Dota 2 modding tools now in alpha, upload custom maps/modes to Steam Workshop

Valve has announced , and released, the first alpha version of its Dota 2 Workshop Tools, which will make it easier for modders to make and share custom maps and game modes for their gargantuan wizard-'em-up. This initial release is targeted at developers, so the system requirements might be a tad high: you'll need a 64-bit version of Windows, a Direct3D 11 compatible GPU, and you'll need to opt into the Steam Client Beta. If you have all those things, you can now use the tools to alter Dota 2 to your liking, uploading the results to the Steam Workshop for other players to try.

As Valve explains at the above link, the Steam Workshop submission process has been streamlined as of this alpha release to allow players to subscribe to custom game modes, which will tell Steam to automatically update them on your behalf. To play custom game modes and maps you'll need the same specs as above, but Valve are promising support for 32-bit machines sporting Direct 3D9 down the line, so if you can run Dota 2 now, you should be able to run its mods eventually.

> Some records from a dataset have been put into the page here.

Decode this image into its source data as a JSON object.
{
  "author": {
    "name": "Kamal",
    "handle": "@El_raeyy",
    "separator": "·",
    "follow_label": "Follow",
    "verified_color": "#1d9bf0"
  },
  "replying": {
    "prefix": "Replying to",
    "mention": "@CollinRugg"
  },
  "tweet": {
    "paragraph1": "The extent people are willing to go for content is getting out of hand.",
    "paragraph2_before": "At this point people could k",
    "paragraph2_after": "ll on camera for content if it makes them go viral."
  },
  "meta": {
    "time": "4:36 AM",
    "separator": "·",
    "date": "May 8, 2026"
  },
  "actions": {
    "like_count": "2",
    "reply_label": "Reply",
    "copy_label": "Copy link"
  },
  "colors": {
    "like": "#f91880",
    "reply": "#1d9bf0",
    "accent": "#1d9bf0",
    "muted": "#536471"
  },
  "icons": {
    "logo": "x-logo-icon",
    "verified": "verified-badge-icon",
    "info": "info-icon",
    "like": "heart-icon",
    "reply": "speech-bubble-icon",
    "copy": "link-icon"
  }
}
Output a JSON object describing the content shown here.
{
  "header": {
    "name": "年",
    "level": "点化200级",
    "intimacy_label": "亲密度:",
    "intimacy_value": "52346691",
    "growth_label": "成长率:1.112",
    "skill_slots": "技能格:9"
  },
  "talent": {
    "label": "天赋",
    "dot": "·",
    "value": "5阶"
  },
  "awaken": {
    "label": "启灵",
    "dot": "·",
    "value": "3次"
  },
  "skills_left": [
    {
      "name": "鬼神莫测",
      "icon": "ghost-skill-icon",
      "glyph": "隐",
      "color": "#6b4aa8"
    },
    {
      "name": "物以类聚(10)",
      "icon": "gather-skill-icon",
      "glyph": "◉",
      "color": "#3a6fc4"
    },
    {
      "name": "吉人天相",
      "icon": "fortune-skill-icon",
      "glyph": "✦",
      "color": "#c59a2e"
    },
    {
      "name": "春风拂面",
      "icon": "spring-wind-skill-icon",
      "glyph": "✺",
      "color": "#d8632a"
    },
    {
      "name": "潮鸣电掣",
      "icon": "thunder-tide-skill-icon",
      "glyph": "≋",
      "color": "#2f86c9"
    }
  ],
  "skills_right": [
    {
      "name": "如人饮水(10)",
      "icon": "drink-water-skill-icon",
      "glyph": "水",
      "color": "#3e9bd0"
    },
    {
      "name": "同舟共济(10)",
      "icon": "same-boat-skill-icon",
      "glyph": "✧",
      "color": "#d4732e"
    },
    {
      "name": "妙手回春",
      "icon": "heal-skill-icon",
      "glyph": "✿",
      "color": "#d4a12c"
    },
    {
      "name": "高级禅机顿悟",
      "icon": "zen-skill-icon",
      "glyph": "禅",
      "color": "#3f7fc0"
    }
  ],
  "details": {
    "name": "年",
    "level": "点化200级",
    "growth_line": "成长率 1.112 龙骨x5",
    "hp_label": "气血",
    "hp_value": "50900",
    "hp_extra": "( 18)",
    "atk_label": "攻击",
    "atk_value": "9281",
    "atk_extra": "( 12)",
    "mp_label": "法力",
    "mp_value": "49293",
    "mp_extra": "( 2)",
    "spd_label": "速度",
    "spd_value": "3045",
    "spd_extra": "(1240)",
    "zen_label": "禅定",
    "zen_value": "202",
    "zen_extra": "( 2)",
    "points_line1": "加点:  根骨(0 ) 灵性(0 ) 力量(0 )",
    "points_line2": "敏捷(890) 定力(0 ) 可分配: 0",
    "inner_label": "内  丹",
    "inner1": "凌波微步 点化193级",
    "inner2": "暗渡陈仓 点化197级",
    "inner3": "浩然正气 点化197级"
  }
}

Seeing how the original Dota started life as a Warcraft 3 mod, it's only fitting that Dota 2 should introduce proper modding tools, and the possibilities are rather exciting. Time will tell just how robust and open to experimentation the new tools are, but many commenters on the Dota 2 subreddit are already hugely impressed, with one existing modder stating that the update is "like Christmas for all of us".

If you've been inspired to give the tools a try, you might want to read up on the extensive documentation first. The tools comprise a developer console, asset browser and the Hammer level editor, along with model, material and particle editors. Now go forth, and create the definitive edition of Pudge Wars 2 that the world has been waiting for.

Tom Sykes

Tom loves exploring in games, whether it’s going the wrong way in a platformer or burgling an apartment in Deus Ex. His favourite game worlds—Stalker, Dark Souls, Thief—have an atmosphere you could wallop with a blackjack. He enjoys horror, adventure, puzzle games and RPGs, and played the Japanese version of Final Fantasy VIII with a translated script he printed off from the internet. Tom has been writing about free games for PC Gamer since 2012. If he were packing for a desert island, he’d take his giant Columbo boxset and a laptop stuffed with PuzzleScript games.